*** Opening of Supplied data ***
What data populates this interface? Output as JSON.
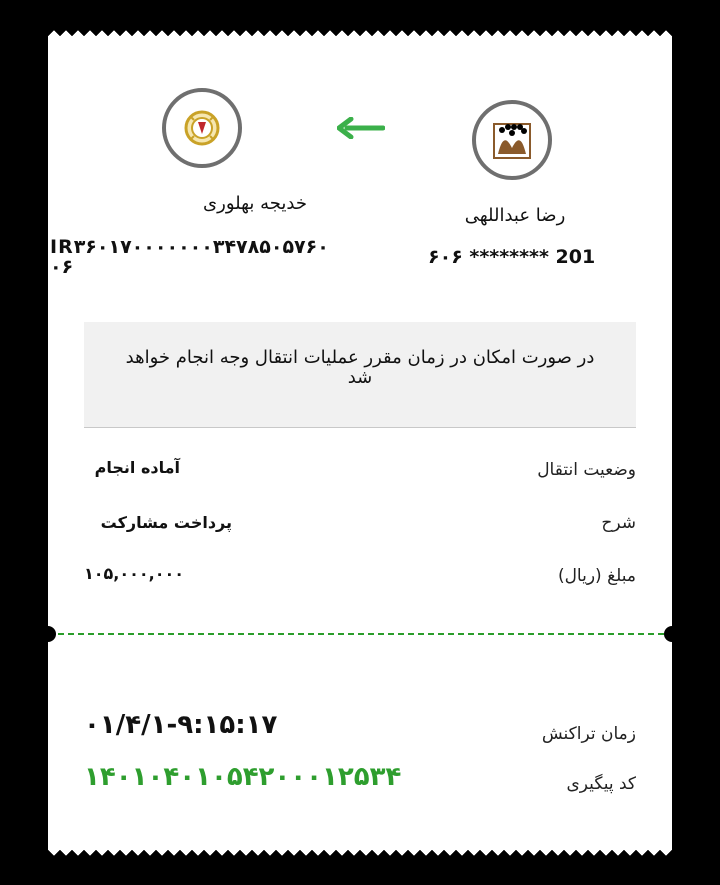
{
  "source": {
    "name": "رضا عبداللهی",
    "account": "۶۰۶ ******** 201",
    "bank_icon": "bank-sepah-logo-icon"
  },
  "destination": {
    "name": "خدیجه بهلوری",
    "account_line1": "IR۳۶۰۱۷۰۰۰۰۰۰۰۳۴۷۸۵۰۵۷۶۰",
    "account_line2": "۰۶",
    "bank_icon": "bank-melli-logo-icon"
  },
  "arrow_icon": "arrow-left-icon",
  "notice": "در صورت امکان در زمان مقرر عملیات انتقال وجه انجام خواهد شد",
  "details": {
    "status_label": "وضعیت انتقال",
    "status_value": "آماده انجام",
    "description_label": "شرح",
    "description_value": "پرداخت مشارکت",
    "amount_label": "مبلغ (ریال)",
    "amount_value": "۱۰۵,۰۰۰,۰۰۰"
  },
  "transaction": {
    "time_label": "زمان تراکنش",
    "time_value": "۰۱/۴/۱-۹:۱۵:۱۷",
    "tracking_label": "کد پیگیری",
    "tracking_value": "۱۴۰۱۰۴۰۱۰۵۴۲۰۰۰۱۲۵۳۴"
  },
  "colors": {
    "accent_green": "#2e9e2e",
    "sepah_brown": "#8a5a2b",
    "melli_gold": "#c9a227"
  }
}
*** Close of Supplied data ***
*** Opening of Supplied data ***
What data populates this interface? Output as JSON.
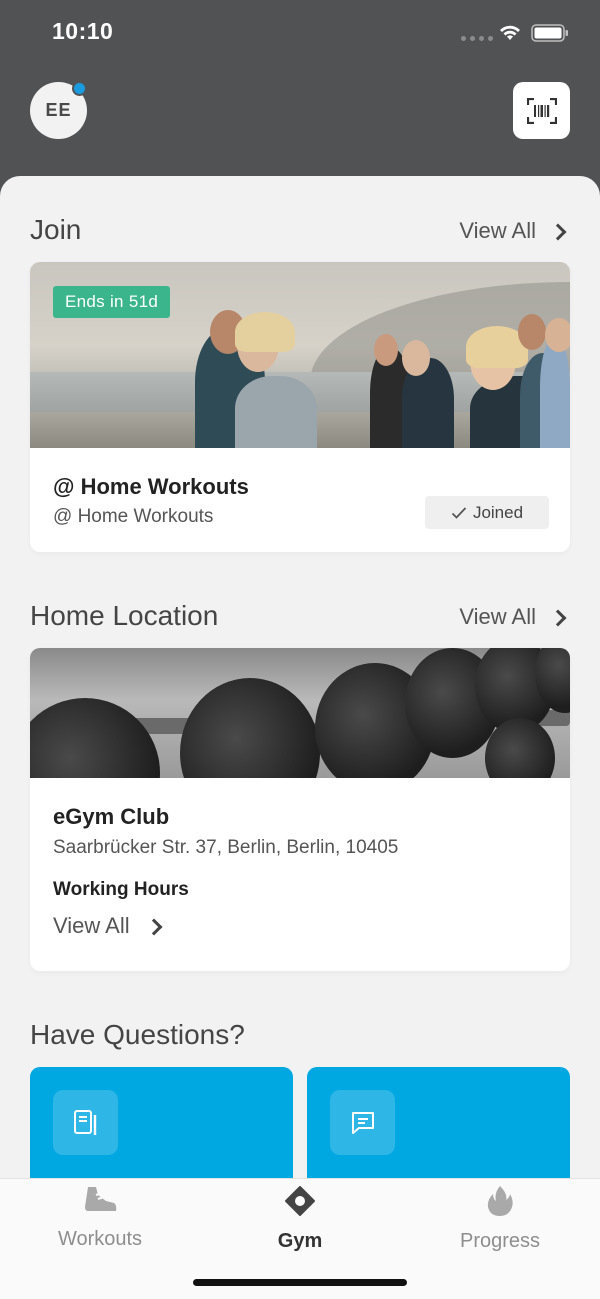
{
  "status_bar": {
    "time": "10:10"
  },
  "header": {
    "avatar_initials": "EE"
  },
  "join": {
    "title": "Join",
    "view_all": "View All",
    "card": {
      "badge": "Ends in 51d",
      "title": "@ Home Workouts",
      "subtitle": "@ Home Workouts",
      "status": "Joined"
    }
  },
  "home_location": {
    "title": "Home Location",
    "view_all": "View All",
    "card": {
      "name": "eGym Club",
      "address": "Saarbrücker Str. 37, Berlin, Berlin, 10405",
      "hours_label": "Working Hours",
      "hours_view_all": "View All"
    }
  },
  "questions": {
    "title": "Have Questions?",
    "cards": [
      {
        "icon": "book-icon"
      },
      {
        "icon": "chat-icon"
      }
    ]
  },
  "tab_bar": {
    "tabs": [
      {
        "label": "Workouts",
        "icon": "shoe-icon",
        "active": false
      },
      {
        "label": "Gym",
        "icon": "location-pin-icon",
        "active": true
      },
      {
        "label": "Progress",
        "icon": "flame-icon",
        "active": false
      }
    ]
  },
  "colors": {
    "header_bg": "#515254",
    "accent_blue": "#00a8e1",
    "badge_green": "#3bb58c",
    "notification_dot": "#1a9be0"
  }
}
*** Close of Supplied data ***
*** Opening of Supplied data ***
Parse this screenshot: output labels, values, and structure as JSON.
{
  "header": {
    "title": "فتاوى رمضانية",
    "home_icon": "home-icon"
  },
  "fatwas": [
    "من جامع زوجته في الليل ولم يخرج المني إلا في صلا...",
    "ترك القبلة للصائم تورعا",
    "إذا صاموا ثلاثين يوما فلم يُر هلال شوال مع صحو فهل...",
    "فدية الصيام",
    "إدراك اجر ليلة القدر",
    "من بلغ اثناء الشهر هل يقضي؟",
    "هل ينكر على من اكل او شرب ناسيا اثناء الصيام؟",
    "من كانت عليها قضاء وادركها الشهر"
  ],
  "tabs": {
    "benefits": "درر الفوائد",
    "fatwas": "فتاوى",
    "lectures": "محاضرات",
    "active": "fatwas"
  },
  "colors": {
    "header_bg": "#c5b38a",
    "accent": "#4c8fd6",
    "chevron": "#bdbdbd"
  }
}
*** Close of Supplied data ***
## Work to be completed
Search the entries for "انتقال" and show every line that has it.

## Result of the task
  "notice": "در صورت امکان در زمان مقرر عملیات انتقال وجه انجام خواهد شد",
    "status_label": "وضعیت انتقال",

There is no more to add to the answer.